(THE PROBLEM): Every line of the entries with the word "this" in it should be shown.

Start of DATA TO EXAMINE

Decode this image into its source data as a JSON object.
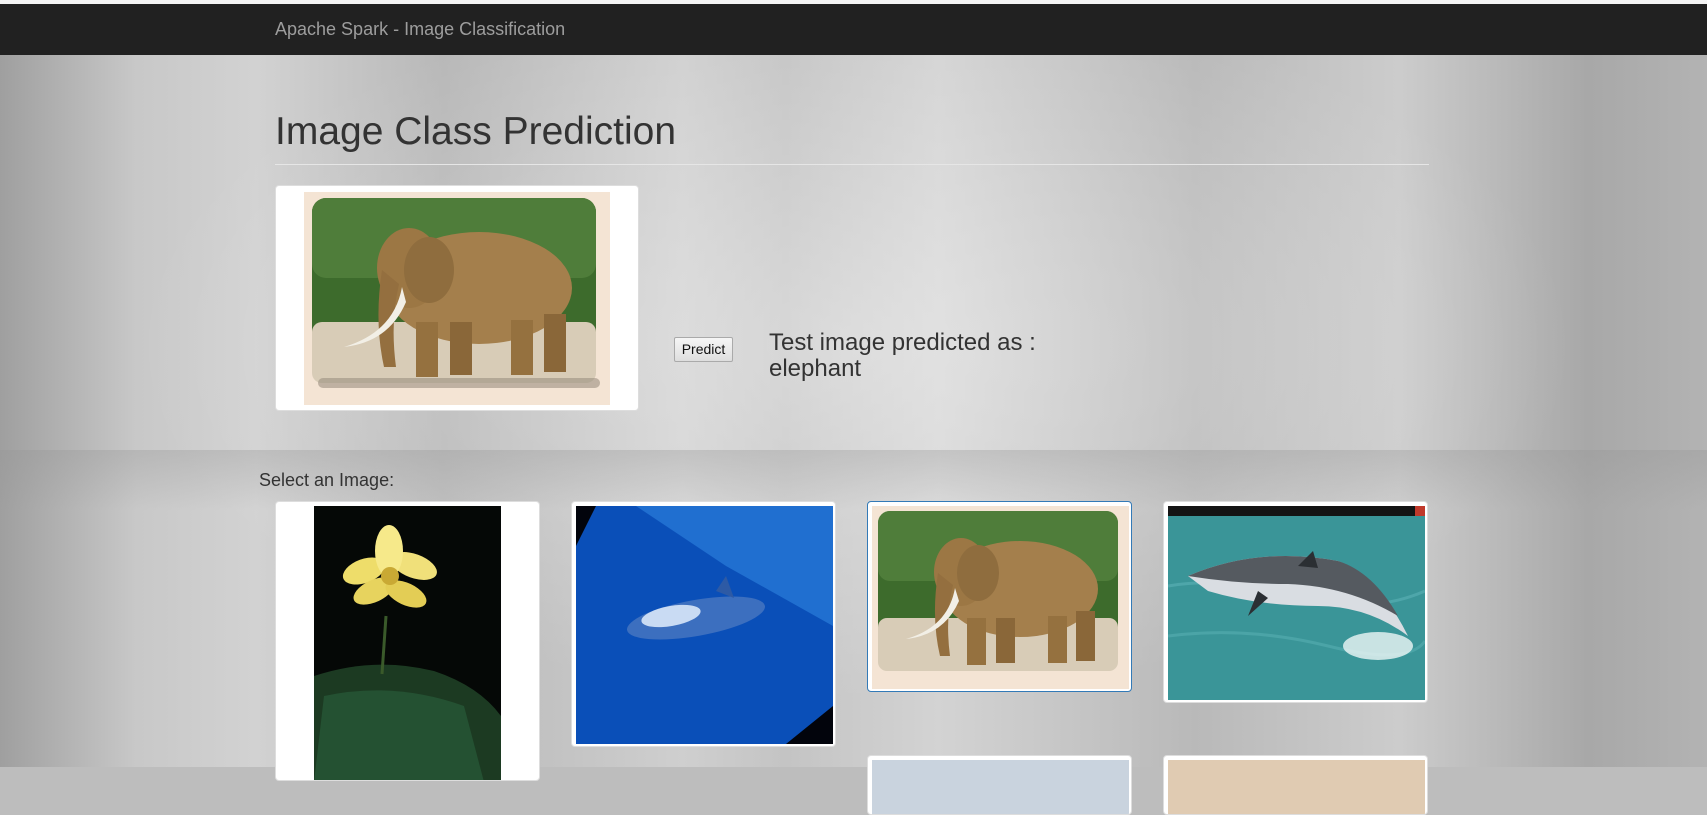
{
  "navbar": {
    "brand": "Apache Spark - Image Classification"
  },
  "main": {
    "title": "Image Class Prediction",
    "preview_image": "elephant-photo",
    "predict_label": "Predict",
    "result_prefix": "Test image predicted as :",
    "result_value": "elephant"
  },
  "gallery": {
    "label": "Select an Image:",
    "images": [
      {
        "subject": "lotus-flower-photo",
        "selected": false
      },
      {
        "subject": "dolphin-underwater-photo",
        "selected": false
      },
      {
        "subject": "elephant-photo",
        "selected": true
      },
      {
        "subject": "dolphin-jumping-photo",
        "selected": false
      },
      {
        "subject": "sky-photo",
        "selected": false
      },
      {
        "subject": "beach-photo",
        "selected": false
      }
    ]
  }
}
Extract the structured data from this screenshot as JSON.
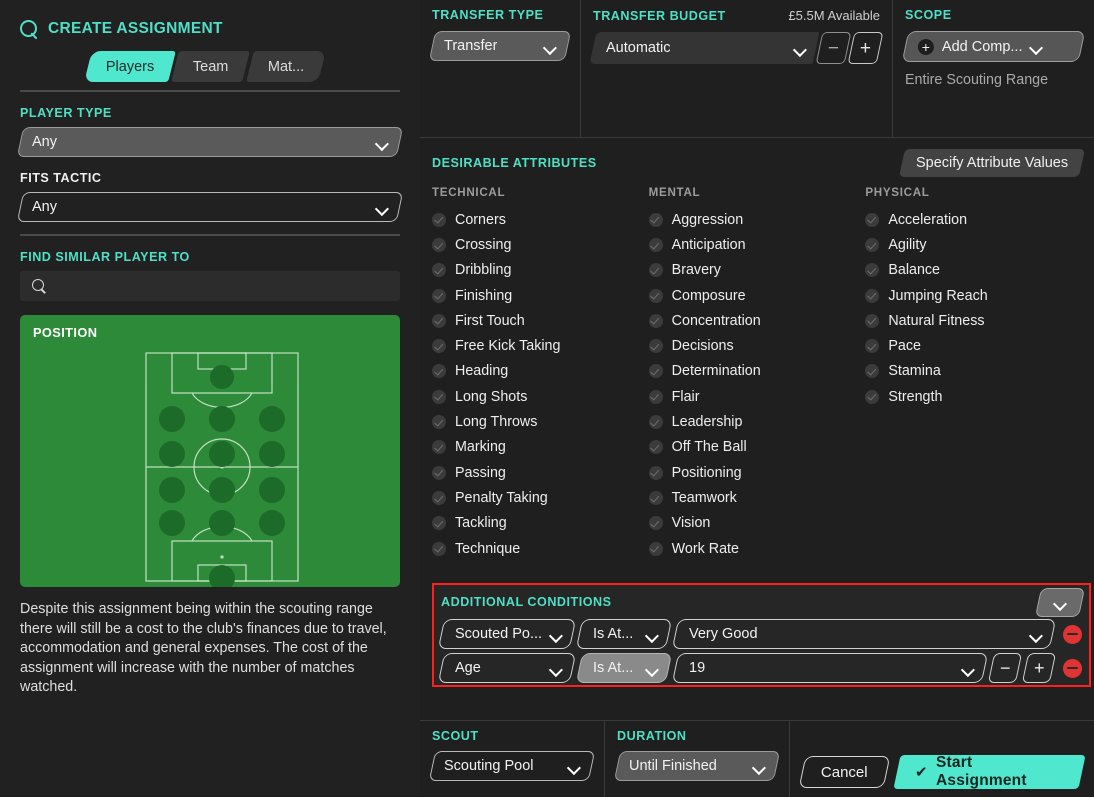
{
  "header": {
    "icon": "search-icon",
    "title": "CREATE ASSIGNMENT",
    "tabs": [
      {
        "label": "Players",
        "active": true
      },
      {
        "label": "Team",
        "active": false
      },
      {
        "label": "Mat...",
        "active": false
      }
    ]
  },
  "left": {
    "player_type": {
      "label": "PLAYER TYPE",
      "value": "Any"
    },
    "fits_tactic": {
      "label": "FITS TACTIC",
      "value": "Any"
    },
    "find_similar": {
      "label": "FIND SIMILAR PLAYER TO",
      "value": "",
      "placeholder": ""
    },
    "position": {
      "label": "POSITION"
    },
    "note": "Despite this assignment being within the scouting range there will still be a cost to the club's finances due to travel, accommodation and general expenses. The cost of the assignment will increase with the number of matches watched."
  },
  "top": {
    "transfer_type": {
      "label": "TRANSFER TYPE",
      "value": "Transfer"
    },
    "transfer_budget": {
      "label": "TRANSFER BUDGET",
      "available": "£5.5M Available",
      "value": "Automatic",
      "minus": "−",
      "plus": "+"
    },
    "scope": {
      "label": "SCOPE",
      "add_label": "Add Comp...",
      "plus": "+",
      "subtitle": "Entire Scouting Range"
    }
  },
  "attributes": {
    "label": "DESIRABLE ATTRIBUTES",
    "specify_button": "Specify Attribute Values",
    "columns": [
      {
        "heading": "TECHNICAL",
        "items": [
          "Corners",
          "Crossing",
          "Dribbling",
          "Finishing",
          "First Touch",
          "Free Kick Taking",
          "Heading",
          "Long Shots",
          "Long Throws",
          "Marking",
          "Passing",
          "Penalty Taking",
          "Tackling",
          "Technique"
        ]
      },
      {
        "heading": "MENTAL",
        "items": [
          "Aggression",
          "Anticipation",
          "Bravery",
          "Composure",
          "Concentration",
          "Decisions",
          "Determination",
          "Flair",
          "Leadership",
          "Off The Ball",
          "Positioning",
          "Teamwork",
          "Vision",
          "Work Rate"
        ]
      },
      {
        "heading": "PHYSICAL",
        "items": [
          "Acceleration",
          "Agility",
          "Balance",
          "Jumping Reach",
          "Natural Fitness",
          "Pace",
          "Stamina",
          "Strength"
        ]
      }
    ]
  },
  "conditions": {
    "label": "ADDITIONAL CONDITIONS",
    "highlight_color": "#ff1f1f",
    "rows": [
      {
        "field": "Scouted Po...",
        "operator": "Is At...",
        "value": "Very Good",
        "has_stepper": false,
        "remove": "remove-icon"
      },
      {
        "field": "Age",
        "operator": "Is At...",
        "value": "19",
        "has_stepper": true,
        "minus": "−",
        "plus": "+",
        "remove": "remove-icon"
      }
    ]
  },
  "bottom": {
    "scout": {
      "label": "SCOUT",
      "value": "Scouting Pool"
    },
    "duration": {
      "label": "DURATION",
      "value": "Until Finished"
    },
    "cancel": "Cancel",
    "start": {
      "tick": "✔",
      "label": "Start Assignment"
    }
  },
  "colors": {
    "accent_teal": "#4fdfc7",
    "button_teal": "#4fe7cd",
    "pitch_green": "#2d8a38",
    "pitch_dot": "#1d6b28",
    "danger_red": "#ff1f1f"
  }
}
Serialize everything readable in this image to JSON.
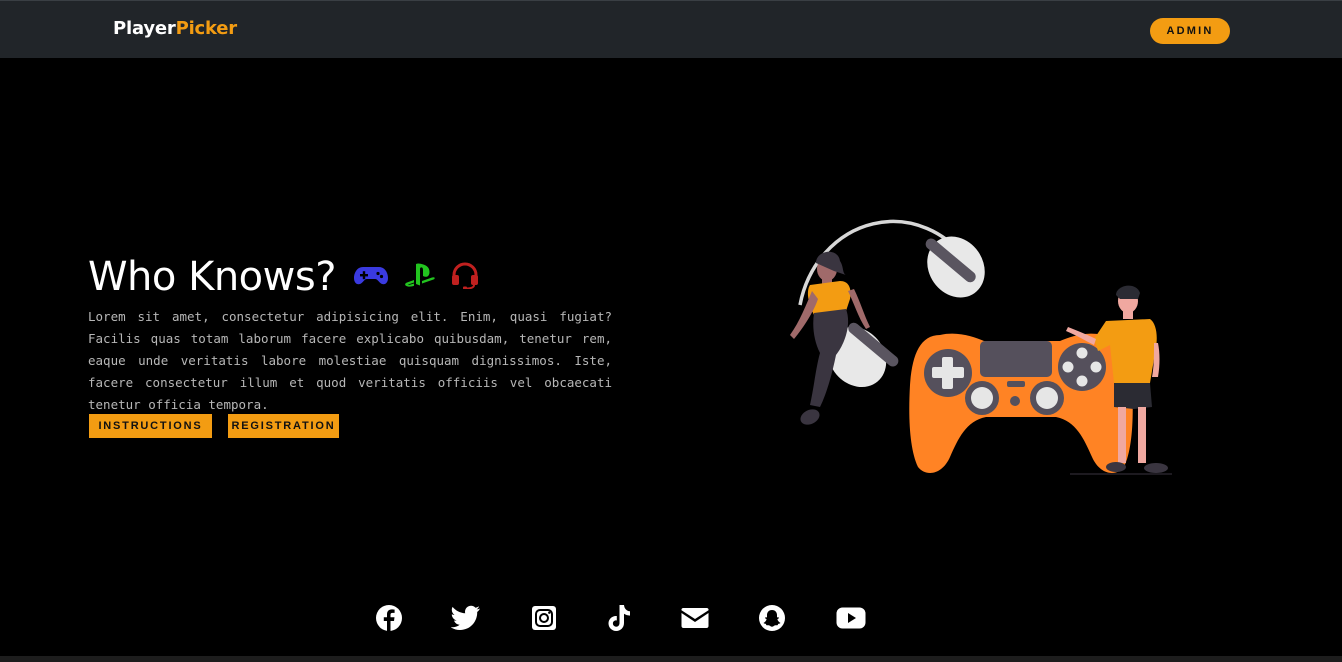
{
  "navbar": {
    "brand_part1": "Player",
    "brand_part2": "Picker",
    "admin_label": "ADMIN"
  },
  "hero": {
    "title": "Who Knows?",
    "title_icons": [
      "gamepad-icon",
      "playstation-icon",
      "headset-icon"
    ],
    "paragraph": "Lorem sit amet, consectetur adipisicing elit. Enim, quasi fugiat? Facilis quas totam laborum facere explicabo quibusdam, tenetur rem, eaque unde veritatis labore molestiae quisquam dignissimos. Iste, facere consectetur illum et quod veritatis officiis vel obcaecati tenetur officia tempora.",
    "buttons": {
      "instructions": "INSTRUCTIONS",
      "registration": "REGISTRATION"
    }
  },
  "socials": [
    "facebook-icon",
    "twitter-icon",
    "instagram-icon",
    "tiktok-icon",
    "envelope-icon",
    "snapchat-icon",
    "youtube-icon"
  ],
  "colors": {
    "accent": "#f39c12",
    "navbar": "#212529",
    "background": "#000000",
    "gamepad_icon": "#3a3ae0",
    "playstation_icon": "#22c41f",
    "headset_icon": "#c0201f",
    "controller": "#ff8324"
  }
}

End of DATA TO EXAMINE

(OUTPUT BELOW):
Decode this image into its source data as a JSON object.
Extract the structured data from this screenshot as JSON.
    "note": "Despite this assignment being within the scouting range there will still be a cost to the club's finances due to travel, accommodation and general expenses. The cost of the assignment will increase with the number of matches watched."
Serialize everything readable in this image to JSON.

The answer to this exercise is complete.